It is actually surprising that while the powers that be seem to fail to find sleep and twist and turn in their beds to make sure they empower the people, the people actually want to work.
It seems the common man knows his priorities very well. They really understand that life is a struggle and when things come easy they will go easily. Why would the rich come and say “I want you to be rich” Even the Manna, Israelites had to ask for it.
Even youths seem to understand there is little they can do even if they were to get the funds to start projects. If recent media reports are something to go by then authorities have to redefine their definition of empowerment. Can empowerment be something that development planners and authorities foist on people?
It seems this is not the way to go as a significant number of youths were reported to be using dubious project proposals to get the funding and then use the money to marry their wives or buy luxuries.
The Zimbabwe Youth Council said they are no longer accepting project proposals that have something to do with chicken rearing which had become a common trend.
In some provinces like Matabeleland, the Empowerment ministry was concerned that not many were coming with bankable projects to get the funds allocated to the province.
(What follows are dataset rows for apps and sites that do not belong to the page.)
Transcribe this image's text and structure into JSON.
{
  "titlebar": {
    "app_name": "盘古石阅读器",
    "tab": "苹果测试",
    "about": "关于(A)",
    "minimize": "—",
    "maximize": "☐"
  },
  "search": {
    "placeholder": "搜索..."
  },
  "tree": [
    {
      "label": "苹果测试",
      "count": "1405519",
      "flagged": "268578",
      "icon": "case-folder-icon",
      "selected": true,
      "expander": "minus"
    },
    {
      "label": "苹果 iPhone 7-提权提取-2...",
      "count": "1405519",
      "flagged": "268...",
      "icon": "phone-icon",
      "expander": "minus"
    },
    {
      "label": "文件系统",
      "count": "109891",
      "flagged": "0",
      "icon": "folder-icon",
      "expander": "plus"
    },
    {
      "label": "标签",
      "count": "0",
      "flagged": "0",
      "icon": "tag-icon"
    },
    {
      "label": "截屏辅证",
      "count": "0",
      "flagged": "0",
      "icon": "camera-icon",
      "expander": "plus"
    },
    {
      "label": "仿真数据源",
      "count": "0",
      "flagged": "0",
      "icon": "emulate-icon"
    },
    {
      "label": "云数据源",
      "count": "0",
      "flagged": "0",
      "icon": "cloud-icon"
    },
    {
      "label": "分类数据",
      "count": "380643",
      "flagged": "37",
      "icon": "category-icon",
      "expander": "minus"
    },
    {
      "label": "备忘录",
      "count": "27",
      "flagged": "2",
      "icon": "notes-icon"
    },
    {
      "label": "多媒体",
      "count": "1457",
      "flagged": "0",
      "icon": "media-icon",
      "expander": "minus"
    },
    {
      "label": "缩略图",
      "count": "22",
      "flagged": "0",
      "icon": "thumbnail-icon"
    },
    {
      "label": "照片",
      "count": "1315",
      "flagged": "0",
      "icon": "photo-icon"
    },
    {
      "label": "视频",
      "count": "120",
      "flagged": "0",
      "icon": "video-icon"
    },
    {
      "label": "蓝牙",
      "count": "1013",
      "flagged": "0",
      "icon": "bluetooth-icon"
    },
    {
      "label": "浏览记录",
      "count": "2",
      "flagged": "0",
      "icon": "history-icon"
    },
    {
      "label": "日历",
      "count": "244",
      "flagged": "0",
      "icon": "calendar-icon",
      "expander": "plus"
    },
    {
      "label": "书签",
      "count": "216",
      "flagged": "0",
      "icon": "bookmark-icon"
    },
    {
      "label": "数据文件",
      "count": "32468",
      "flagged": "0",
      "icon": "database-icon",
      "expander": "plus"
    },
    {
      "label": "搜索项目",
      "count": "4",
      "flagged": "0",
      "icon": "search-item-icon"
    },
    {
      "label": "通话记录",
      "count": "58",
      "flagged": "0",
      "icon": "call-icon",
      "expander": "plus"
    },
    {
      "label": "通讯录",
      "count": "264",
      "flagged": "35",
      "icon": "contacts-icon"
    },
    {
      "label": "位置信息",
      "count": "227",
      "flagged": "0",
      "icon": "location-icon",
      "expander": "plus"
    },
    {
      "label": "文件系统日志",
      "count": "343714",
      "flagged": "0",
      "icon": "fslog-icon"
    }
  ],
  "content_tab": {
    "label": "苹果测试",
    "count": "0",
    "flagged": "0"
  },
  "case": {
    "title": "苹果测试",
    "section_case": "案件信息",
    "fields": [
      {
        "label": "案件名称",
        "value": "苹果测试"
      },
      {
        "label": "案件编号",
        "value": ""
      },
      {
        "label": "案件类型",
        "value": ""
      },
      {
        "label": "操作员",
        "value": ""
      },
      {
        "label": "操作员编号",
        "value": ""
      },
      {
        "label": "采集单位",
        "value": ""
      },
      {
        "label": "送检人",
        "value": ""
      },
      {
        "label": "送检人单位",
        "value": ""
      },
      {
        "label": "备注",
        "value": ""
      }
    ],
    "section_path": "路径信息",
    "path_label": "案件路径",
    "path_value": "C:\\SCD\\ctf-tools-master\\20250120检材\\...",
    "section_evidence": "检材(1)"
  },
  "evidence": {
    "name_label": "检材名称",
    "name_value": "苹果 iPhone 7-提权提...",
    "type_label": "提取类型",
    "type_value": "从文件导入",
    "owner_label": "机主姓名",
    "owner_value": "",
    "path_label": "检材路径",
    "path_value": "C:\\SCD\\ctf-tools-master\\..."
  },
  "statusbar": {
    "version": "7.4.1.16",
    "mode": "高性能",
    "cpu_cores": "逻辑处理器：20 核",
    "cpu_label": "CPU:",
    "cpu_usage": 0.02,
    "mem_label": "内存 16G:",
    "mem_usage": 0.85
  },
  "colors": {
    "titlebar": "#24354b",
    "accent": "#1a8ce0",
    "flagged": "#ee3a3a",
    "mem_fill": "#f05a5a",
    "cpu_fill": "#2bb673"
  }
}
What bankable projects can a youth come up with when most of the potential customers are base of stock?
Of course, youths might have their limitations but would they dare come up with viable projects in an economy where big parastatals like Air Zimbabwe and Zupco have failed despite having almost a captive market.
I asked a young man who have been loitering in the high-density suburbs for close to a decade on what he would want to do, “I want to be empowered to go to a vocational training institution and then work in the country’s industrial sectors, I want to work and provide for my family and contribute to the development of my country.”
To those who have been empowered to run these industries, built do not destroy. Workers are ready for work. – Wellington Gadzikwa